• **Your objective**: Read through the records. Copy each line that has the word "chevron".

........

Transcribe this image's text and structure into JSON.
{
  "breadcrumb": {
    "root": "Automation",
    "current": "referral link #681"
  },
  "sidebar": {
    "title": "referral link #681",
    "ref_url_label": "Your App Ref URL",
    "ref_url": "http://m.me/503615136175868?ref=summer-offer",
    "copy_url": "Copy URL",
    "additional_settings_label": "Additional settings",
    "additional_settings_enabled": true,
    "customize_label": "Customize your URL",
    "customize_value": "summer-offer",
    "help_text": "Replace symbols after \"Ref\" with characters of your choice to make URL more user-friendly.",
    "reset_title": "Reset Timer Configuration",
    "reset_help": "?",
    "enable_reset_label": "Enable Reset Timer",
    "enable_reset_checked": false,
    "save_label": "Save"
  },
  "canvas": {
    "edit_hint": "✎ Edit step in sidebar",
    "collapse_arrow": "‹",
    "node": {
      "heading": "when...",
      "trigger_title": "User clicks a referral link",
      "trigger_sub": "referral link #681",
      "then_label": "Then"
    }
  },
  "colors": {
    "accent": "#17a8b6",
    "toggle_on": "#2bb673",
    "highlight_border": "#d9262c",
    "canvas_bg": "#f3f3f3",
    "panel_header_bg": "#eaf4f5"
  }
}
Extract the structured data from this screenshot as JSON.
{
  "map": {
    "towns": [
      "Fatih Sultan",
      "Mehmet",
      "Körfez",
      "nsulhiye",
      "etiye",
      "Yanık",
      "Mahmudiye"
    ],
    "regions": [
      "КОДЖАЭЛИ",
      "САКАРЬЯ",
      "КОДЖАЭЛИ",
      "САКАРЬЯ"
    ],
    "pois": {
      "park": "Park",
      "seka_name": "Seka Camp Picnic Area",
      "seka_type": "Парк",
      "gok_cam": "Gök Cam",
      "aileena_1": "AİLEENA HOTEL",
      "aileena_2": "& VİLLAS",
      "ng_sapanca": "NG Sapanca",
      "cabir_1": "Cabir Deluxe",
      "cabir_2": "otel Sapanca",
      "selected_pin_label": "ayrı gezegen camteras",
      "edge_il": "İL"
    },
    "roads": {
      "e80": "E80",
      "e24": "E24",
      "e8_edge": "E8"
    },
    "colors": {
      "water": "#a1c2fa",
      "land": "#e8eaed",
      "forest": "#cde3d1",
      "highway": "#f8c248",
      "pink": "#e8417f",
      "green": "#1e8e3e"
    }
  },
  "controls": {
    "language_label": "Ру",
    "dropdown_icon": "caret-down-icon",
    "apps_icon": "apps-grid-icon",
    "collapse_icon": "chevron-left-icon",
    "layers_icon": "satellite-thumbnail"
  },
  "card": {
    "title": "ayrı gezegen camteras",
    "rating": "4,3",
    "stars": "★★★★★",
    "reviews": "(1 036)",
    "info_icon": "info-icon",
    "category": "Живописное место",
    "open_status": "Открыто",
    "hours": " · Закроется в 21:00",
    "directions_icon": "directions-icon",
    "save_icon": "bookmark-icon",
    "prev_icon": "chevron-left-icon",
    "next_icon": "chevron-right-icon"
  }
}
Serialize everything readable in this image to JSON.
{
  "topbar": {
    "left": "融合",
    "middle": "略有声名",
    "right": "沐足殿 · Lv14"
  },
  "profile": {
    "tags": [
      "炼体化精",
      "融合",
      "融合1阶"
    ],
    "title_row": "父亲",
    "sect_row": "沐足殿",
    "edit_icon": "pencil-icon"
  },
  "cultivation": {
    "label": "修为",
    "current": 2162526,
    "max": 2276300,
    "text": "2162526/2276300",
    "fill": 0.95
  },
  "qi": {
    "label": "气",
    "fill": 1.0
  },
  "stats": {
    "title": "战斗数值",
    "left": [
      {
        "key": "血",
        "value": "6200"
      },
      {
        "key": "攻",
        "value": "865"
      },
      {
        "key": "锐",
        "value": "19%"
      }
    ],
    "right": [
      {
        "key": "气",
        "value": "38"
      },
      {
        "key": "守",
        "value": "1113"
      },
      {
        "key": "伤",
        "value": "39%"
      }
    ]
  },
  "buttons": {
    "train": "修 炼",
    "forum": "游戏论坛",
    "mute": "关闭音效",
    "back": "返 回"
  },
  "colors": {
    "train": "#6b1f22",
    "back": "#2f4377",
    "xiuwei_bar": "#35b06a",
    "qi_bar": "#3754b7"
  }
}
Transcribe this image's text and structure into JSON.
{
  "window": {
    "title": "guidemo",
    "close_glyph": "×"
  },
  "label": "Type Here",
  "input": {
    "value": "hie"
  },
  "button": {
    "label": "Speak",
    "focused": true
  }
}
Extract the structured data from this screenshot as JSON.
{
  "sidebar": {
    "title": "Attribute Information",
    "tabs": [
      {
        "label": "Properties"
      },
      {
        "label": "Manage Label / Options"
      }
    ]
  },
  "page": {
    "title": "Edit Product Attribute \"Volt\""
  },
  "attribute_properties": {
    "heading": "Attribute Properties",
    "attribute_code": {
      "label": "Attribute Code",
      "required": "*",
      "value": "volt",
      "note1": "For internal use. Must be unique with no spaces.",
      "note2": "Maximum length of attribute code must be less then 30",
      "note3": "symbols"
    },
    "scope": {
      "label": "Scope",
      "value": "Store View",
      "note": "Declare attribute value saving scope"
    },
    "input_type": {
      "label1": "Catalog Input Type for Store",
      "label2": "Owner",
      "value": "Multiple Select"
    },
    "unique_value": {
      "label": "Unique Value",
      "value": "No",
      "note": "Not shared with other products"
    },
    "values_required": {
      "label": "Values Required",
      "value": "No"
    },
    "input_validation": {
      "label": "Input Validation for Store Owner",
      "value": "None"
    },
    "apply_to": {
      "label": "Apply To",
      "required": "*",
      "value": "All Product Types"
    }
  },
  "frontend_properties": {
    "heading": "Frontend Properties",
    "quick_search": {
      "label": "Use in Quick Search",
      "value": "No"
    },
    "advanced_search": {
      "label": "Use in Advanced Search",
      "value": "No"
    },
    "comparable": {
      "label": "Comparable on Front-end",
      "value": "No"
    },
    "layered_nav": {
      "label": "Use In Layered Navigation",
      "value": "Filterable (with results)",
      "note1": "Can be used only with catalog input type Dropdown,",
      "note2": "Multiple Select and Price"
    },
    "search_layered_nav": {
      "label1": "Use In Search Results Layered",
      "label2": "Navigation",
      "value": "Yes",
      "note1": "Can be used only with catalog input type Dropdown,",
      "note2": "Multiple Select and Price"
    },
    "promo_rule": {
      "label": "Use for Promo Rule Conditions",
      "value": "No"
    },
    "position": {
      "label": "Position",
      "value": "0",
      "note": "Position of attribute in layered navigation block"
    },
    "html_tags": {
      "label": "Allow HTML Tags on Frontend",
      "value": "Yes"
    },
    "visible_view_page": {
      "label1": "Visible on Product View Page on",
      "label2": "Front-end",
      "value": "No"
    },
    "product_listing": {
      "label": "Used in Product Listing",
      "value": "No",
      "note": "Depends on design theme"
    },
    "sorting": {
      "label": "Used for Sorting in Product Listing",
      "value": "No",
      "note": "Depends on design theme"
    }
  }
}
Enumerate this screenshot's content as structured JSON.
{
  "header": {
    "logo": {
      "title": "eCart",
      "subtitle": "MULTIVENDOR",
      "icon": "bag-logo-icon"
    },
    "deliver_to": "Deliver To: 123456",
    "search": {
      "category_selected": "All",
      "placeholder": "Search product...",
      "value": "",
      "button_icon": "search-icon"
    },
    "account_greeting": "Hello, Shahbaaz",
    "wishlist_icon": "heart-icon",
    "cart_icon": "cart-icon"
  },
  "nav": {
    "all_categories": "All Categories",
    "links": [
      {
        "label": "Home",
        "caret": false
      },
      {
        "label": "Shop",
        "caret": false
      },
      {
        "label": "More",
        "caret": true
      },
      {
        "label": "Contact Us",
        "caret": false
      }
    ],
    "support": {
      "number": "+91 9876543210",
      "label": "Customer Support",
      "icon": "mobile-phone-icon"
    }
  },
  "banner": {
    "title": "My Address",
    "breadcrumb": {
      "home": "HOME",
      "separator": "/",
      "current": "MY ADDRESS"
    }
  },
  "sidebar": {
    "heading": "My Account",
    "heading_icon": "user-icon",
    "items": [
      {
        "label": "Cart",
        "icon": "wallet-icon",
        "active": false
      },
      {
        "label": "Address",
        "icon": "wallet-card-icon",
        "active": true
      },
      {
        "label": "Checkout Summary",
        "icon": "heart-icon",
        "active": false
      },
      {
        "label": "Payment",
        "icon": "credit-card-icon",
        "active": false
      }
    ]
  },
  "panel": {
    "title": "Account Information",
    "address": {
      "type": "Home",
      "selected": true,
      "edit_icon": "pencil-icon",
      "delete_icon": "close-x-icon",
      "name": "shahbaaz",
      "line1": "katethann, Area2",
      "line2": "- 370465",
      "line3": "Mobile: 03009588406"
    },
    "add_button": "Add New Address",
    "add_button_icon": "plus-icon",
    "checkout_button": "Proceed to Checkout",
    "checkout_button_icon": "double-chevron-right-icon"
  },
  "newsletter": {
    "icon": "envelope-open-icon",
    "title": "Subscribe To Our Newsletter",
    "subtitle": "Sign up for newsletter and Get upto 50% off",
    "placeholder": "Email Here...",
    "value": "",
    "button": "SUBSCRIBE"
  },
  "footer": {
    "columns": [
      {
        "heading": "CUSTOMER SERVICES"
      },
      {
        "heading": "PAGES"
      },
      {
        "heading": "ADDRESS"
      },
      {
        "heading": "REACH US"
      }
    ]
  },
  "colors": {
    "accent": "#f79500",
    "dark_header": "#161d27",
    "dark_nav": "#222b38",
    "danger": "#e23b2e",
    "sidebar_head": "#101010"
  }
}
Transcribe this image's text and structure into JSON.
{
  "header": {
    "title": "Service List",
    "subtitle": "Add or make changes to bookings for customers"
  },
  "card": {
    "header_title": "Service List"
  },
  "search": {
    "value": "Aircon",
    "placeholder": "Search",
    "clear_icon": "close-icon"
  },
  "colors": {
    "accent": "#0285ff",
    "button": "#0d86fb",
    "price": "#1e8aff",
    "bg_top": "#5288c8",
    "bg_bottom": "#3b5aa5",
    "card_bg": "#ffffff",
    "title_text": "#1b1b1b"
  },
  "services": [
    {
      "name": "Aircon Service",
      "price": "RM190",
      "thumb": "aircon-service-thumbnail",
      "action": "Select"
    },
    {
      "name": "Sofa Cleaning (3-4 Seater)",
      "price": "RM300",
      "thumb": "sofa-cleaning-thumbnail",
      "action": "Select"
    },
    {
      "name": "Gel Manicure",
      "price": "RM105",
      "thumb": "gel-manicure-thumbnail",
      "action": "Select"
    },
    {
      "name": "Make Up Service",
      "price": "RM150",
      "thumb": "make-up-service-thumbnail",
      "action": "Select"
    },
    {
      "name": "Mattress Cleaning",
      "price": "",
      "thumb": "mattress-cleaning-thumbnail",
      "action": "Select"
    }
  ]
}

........

• **Written answer**:
    "collapse_icon": "chevron-left-icon",
    "prev_icon": "chevron-left-icon",
    "next_icon": "chevron-right-icon"
    "checkout_button_icon": "double-chevron-right-icon"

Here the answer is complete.